THE BURMESE WAY TO WHERE?
Until 2011, the junta held a very tight control over the country, not just politically but economically and ideologically as well.
The military’s political monopoly allowed them to install a strong isolationist economic policy involving that no foreign investments or companies were encouraged to settle into Myanmar. This nearly total international isolation was very damaging for the economy. This was also called the ‘Burmese way to socialism’. With that ideology came a deep-rooted anti-western feeling installed by the military.
“‘The Burmese Way to Socialism’ centered upon two issues, the social and economic ideology of the socialist system expounded by the military and the political means of implementing that system” (von der Mehden, 1963).
Two years after the 2021 coup, the country is at its worst.
The military’s control has been more devastating than ever before. Amid Covid-19 pandemic, the economic and healthcare status of the country was already at a low. Now, affected by its economic downfall and international blockade, the population is prevented from getting the humanitarian aid it desperately needs.
AUNG SUU KYI
Nobel Peace Prize winner in 1991, Aung San Suu Kyi has been an emblem of democracy over the years. Suu Kyi co-founded the NLD back in 1988 as a result of her role in the 8888 protests in the country.
In 1989 she became under house arrest until 2010 by the military, in power at the time. She enjoyed international and strong local support ever since.

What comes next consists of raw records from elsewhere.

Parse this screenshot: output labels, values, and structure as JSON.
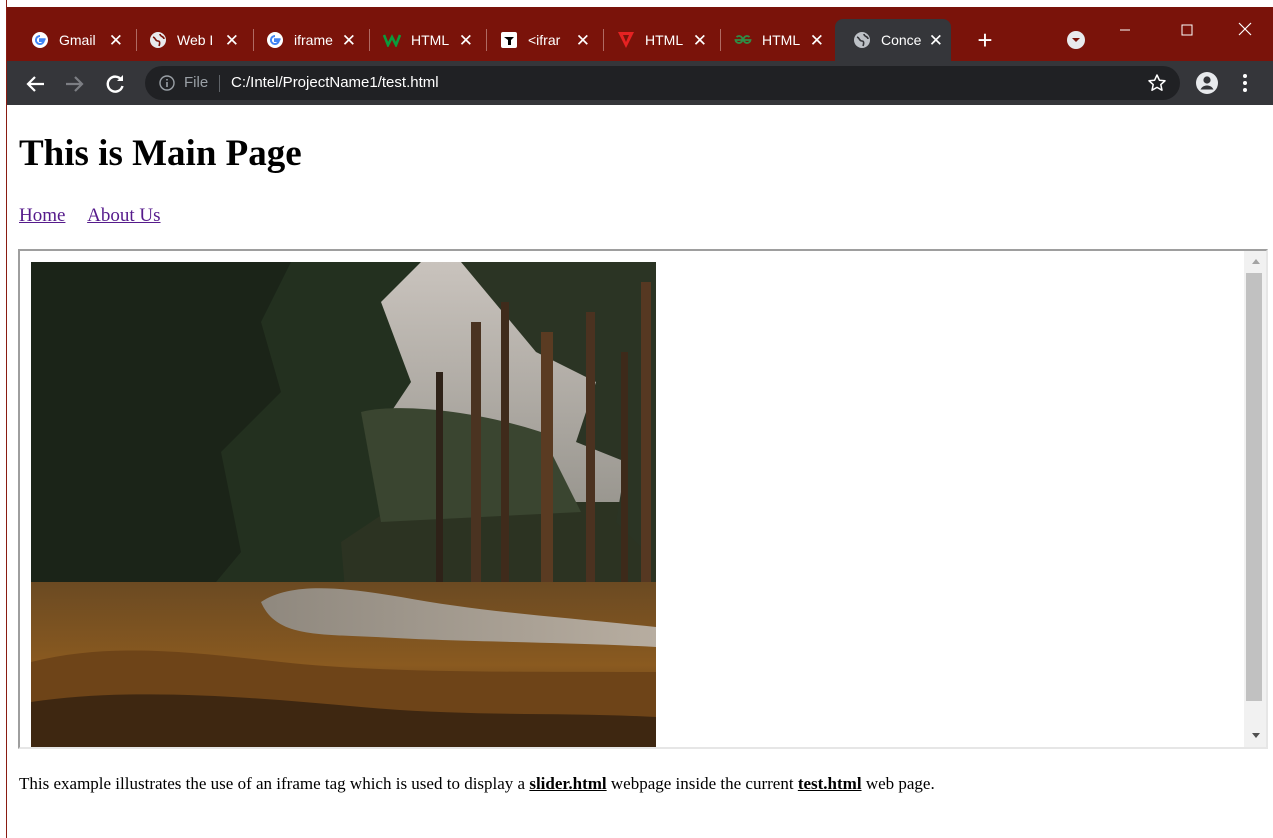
{
  "browser": {
    "tabs": [
      {
        "title": "Gmail",
        "icon": "google-icon"
      },
      {
        "title": "Web I",
        "icon": "globe-icon"
      },
      {
        "title": "iframe",
        "icon": "google-icon"
      },
      {
        "title": "HTML",
        "icon": "w-logo-icon"
      },
      {
        "title": "<ifrar",
        "icon": "dark-logo-icon"
      },
      {
        "title": "HTML",
        "icon": "red-v-icon"
      },
      {
        "title": "HTML",
        "icon": "gfg-logo-icon"
      },
      {
        "title": "Conce",
        "icon": "globe-icon",
        "active": true
      }
    ],
    "close_glyph": "✕",
    "new_tab_glyph": "+",
    "address": {
      "scheme_label": "File",
      "url": "C:/Intel/ProjectName1/test.html"
    },
    "colors": {
      "frame": "#7a130a",
      "toolbar": "#35363a",
      "omnibox": "#202124"
    }
  },
  "page": {
    "title": "This is Main Page",
    "nav": [
      {
        "label": "Home"
      },
      {
        "label": "About Us"
      }
    ],
    "iframe": {
      "image_subject": "forest road photo"
    },
    "caption": {
      "before": "This example illustrates the use of an iframe tag which is used to display a ",
      "link1": "slider.html",
      "middle": " webpage inside the current ",
      "link2": "test.html",
      "after": " web page."
    }
  }
}
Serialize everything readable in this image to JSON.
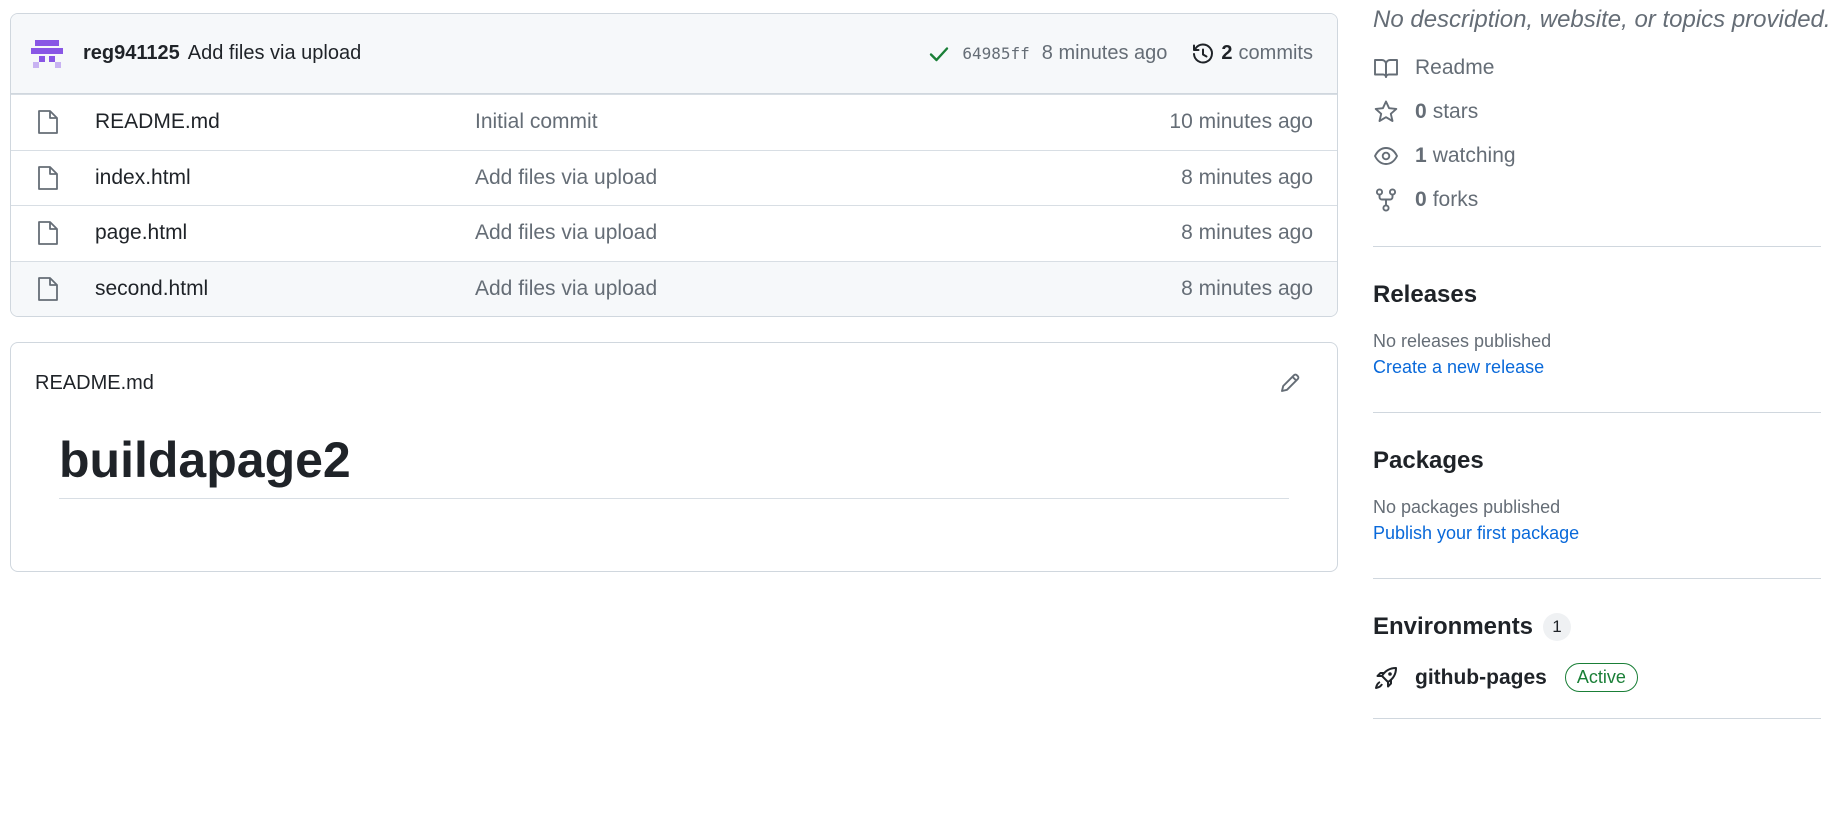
{
  "commit": {
    "author": "reg941125",
    "message": "Add files via upload",
    "sha": "64985ff",
    "time": "8 minutes ago",
    "count": "2",
    "count_label": "commits"
  },
  "files": [
    {
      "name": "README.md",
      "commit": "Initial commit",
      "age": "10 minutes ago"
    },
    {
      "name": "index.html",
      "commit": "Add files via upload",
      "age": "8 minutes ago"
    },
    {
      "name": "page.html",
      "commit": "Add files via upload",
      "age": "8 minutes ago"
    },
    {
      "name": "second.html",
      "commit": "Add files via upload",
      "age": "8 minutes ago"
    }
  ],
  "readme": {
    "filename": "README.md",
    "heading": "buildapage2"
  },
  "about": {
    "description": "No description, website, or topics provided.",
    "readme_label": "Readme",
    "stars_count": "0",
    "stars_label": "stars",
    "watching_count": "1",
    "watching_label": "watching",
    "forks_count": "0",
    "forks_label": "forks"
  },
  "releases": {
    "title": "Releases",
    "empty": "No releases published",
    "link": "Create a new release"
  },
  "packages": {
    "title": "Packages",
    "empty": "No packages published",
    "link": "Publish your first package"
  },
  "environments": {
    "title": "Environments",
    "count": "1",
    "items": [
      {
        "name": "github-pages",
        "status": "Active"
      }
    ]
  },
  "colors": {
    "accent_link": "#0969da",
    "success": "#1a7f37",
    "avatar": "#8957e5",
    "muted": "#656d76"
  },
  "icons": {
    "avatar": "identicon-avatar",
    "status": "check-icon",
    "history": "history-icon",
    "file": "file-icon",
    "edit": "pencil-icon",
    "readme": "book-icon",
    "stars": "star-icon",
    "watching": "eye-icon",
    "forks": "fork-icon",
    "environment": "rocket-icon"
  }
}
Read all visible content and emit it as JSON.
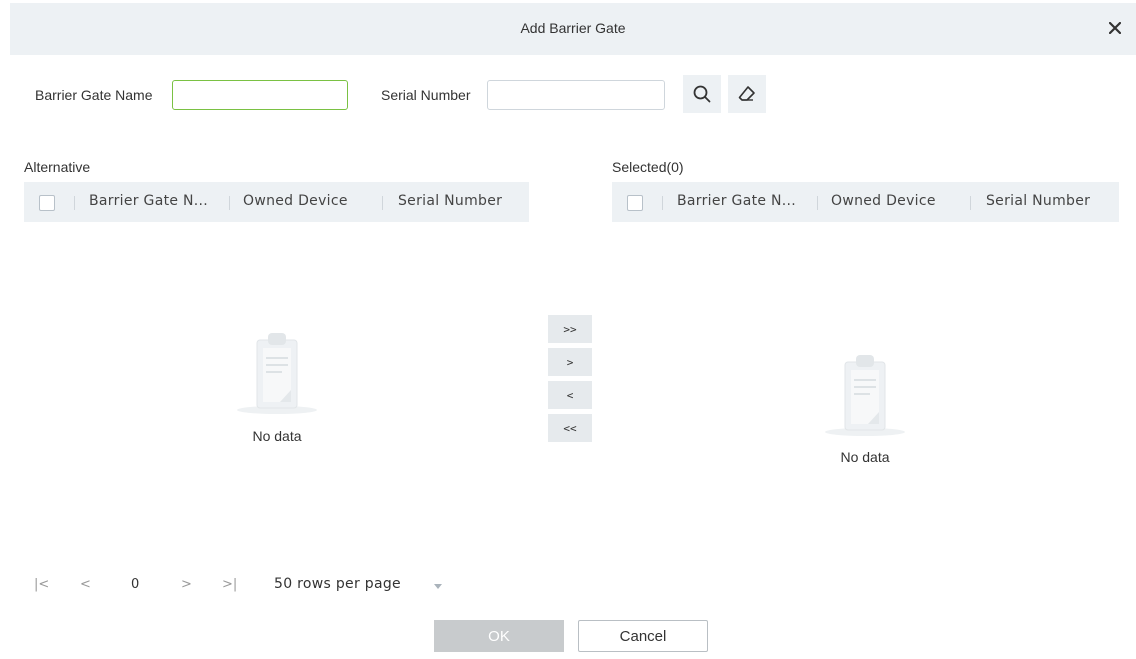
{
  "dialog": {
    "title": "Add Barrier Gate"
  },
  "search": {
    "name_label": "Barrier Gate Name",
    "name_value": "",
    "serial_label": "Serial Number",
    "serial_value": "",
    "search_icon": "search-icon",
    "clear_icon": "eraser-icon"
  },
  "alternative": {
    "label": "Alternative",
    "columns": [
      "Barrier Gate N...",
      "Owned Device",
      "Serial Number"
    ],
    "empty_text": "No data"
  },
  "selected": {
    "label": "Selected(0)",
    "columns": [
      "Barrier Gate N...",
      "Owned Device",
      "Serial Number"
    ],
    "empty_text": "No data"
  },
  "transfer": {
    "all_right": ">>",
    "right": ">",
    "left": "<",
    "all_left": "<<"
  },
  "pagination": {
    "first": "|<",
    "prev": "<",
    "page": "0",
    "next": ">",
    "last": ">|",
    "rows_per_page": "50 rows per page"
  },
  "footer": {
    "ok": "OK",
    "cancel": "Cancel"
  },
  "colors": {
    "header_bg": "#edf1f4",
    "focus_border": "#7ac143",
    "ok_disabled": "#c8cbcd"
  }
}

In 2015, she became the official leader of the NLD.
Due to the ongoing Rohingya crisis and the violence inflicted on them by the military, Suu Kyi lost international support when she failed to publicly punish these abusive actions.
Matthew Walton, Professor at the University of Toronto Researcher about Myanmar says: “She's always been rather conservative in her political views, and somewhat moralizing, and definitely not a champion of diversity, either of perspectives or of identities…Having said that, she was in a very difficult situation, which she assessed and decided she needed to find a way to work with the military, rather than against it.”
WHAT ABOUT THE INTERNATIONAL RESPONSE?
The international behavior towards Myanmar has often been criticised over the years. Since the last coup, the international community’s response has been judged insufficient. According to Professor Walton, “It's scandalous the look at the amount of direct military and economic aid countries like the US and UK have given to Ukraine, while doing virtually nothing to support the Burmese revolution…But there's no strategic interest, so we can't really expect more”
So far, the embargoes, sanctions, and speeches by the U.S., the E.U., or the U.N. to sentence the military’s crimes and human rights abuses have been inconclusive.
Today, the country’s future remains uncertain.
“I don’t think the world has forgotten about Myanmar, I believe that they are deliberately avoiding getting involved in Myanmar’s international problems”
- Sam Jahan